any reason to stay at school.
My fatherís brother
was a police officer in Stonega, Virginia; and my father got a job
as shop foreman in the same town, so he moved us all to Virginia.
Before we moved or after we moved (I donít remember which), I recall
I made a trip with a friend of the family who was also a relative.
He drove a team of mules with a wagon loaded with something, and it
took all day. I would run along behind the wagon and get on what
was called the tongue of the wagon. It would spring up and down,
and I enjoyed it very much.
But the main incident
that would seem odd if it were practiced today (In fact, I doubt if
you would last long if you practiced it today as the water is
polluted more now): At noon time, he stopped to eat lunch. We were
along beside a small creek larger than the one at home. He took his
tin cup down to the creek and dipped a cup of water out of the creek
to drink while eating his lunch. I donít remember if I drank any or
not, but I thought it wasnít sanitary.
The next thing I
remember is we were all going to Virginia, and it was night when we
got into town. It was the first time I had ever seen electric
lights; but somehow it didnít excite me as it seems it should have,
but maybe we were just tired and sleepy.
As we traveled on into
town, it seemed the whole world was lit up, and there were long rows
of holes belching fire and smoke into the air. I learned later that
they were coke ovens where they converted fine coal into coke to be
shipped to the steel mills to be used in the manufacture of steel.
We lived five years in
Virginia, in the same house; and by this time my brother who was two
years older than I came into my life of memory. We were very close
to one another.
We had a cousin that
was a conductor on the passenger train, and there was a station
right in front of our house. When the train would stop by brother,
Kerney, and I would get on the train and stay with it until it made
its complete run. They never did ask us for fare or tickets. They
would just smile and pass on by us.
One incident my
brother told on me was on the first day of school in Virginia.
Since he was older that I was we had to go to different rooms, and
the teacher wanted to know how old I was. I replied very loudly,
ďKerney, how old am I?Ē I donít remember if he told me; he didnít
say if he did or not.
My uncle that was a
police officer, lived next door to us, and I remember seeing him
chasing a black man down the railroad track. When he got opposite
his house, he stopped and came over to his.
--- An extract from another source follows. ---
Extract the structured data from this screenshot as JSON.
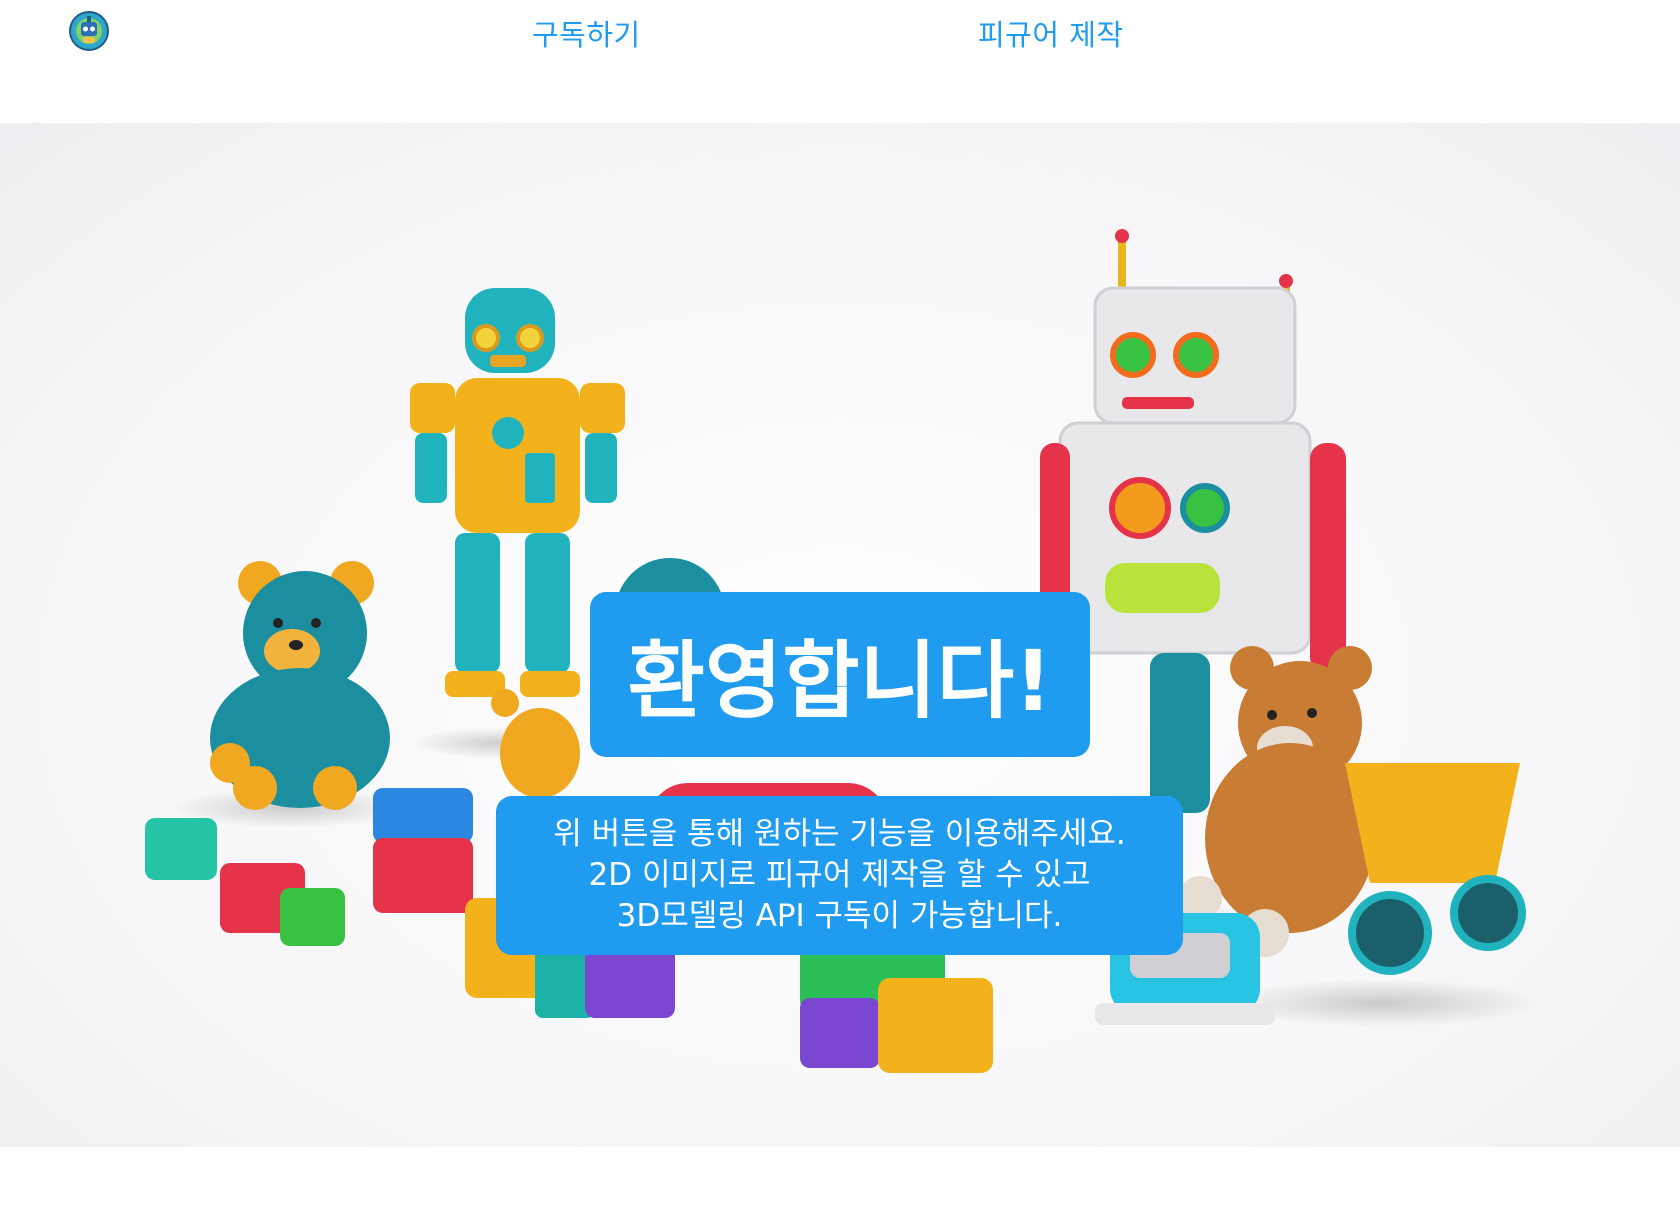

What seemed so strange
to me was that the man that he was chasing stopped too and asked my
uncle if he wanted him to wait on him. I didnít hear what my uncle
said, but the man just waited; and when my uncle came out he started
chasing him again. Many years after it happened, I asked my uncle
about it. He said he was just giving the man a chance to get out of
town and was pretending to chasing him.
We lived next to what
was called Hungarian town, and once a year they had what they called
Water Day. It was a holiday that the company allowed them to
celebrate. I never did know what it represented, but they would
throw water on anyone they could slip up on.
They had a lot of fun,
and I was standing at the edge of town watching someone pouring a
bucket of water from an upstairs window. I was holding my side
with laughter when I felt a flood of water go down my back. I
looked around and a Hungarian girl was doing the laughing. I
had to go home and change clothes.
Our father was afraid
we would get lost, so he got us two whistles so if we got lost from
one another we could blow the whistle and locate one another. He
also built us a track around the side of the hill (Some people might
call it a mountain.), and working in the shop he built us a car; and
we had lots of fun riding this car down the hill.
There are many
incidents in the five years spent in Virginia; the towns of Norton,
Roda, Appalachia, Dorchester, Big Stone Gap, etc., were interesting
Be sure to come back for the next
installment of Daddyís memories.
Click here for installment 2
Click here for Installment 3
Click here for Installment 4
Click here for Installment 5